Report the number of lines of the listing below containing the string "Branten", with nothing added.

## Dataset content:
[Start of section]

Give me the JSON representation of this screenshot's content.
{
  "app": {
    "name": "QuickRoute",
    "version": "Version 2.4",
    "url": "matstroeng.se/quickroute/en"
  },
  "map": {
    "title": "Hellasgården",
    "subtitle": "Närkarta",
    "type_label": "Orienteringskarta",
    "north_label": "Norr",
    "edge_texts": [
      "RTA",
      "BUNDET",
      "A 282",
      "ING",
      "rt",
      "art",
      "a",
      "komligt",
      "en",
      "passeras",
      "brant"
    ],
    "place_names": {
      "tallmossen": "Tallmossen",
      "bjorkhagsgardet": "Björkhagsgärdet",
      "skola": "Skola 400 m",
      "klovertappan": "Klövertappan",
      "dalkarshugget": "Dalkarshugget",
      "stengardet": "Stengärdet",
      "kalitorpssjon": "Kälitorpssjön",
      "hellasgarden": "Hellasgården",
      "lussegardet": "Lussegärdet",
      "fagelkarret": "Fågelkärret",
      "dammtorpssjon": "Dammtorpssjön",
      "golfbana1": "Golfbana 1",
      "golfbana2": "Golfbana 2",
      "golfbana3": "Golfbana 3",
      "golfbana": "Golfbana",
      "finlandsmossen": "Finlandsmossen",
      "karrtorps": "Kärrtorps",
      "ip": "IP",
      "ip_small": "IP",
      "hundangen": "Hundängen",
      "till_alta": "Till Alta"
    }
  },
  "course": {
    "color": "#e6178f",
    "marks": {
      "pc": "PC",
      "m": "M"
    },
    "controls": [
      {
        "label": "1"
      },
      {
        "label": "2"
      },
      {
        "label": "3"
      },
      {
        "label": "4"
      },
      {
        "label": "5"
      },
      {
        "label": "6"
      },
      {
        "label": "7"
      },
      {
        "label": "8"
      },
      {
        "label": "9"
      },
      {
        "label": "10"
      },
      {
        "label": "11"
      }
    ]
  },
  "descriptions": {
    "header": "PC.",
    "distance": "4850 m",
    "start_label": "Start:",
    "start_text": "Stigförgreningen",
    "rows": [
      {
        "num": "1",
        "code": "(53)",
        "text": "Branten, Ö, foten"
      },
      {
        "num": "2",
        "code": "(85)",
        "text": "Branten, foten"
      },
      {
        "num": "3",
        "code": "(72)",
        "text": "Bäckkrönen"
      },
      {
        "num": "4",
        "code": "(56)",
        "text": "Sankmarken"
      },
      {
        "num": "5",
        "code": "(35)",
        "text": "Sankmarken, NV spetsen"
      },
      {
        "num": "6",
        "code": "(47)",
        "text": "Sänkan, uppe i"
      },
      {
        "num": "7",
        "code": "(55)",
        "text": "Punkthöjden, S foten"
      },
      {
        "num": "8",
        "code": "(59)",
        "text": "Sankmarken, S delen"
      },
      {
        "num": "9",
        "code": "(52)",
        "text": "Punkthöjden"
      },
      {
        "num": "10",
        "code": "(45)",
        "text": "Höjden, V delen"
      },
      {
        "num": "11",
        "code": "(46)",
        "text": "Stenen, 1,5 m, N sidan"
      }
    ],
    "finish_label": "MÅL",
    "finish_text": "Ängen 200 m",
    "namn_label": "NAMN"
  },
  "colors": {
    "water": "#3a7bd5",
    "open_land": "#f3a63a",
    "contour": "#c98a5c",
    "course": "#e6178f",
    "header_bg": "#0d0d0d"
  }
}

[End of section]

## Written reply:
2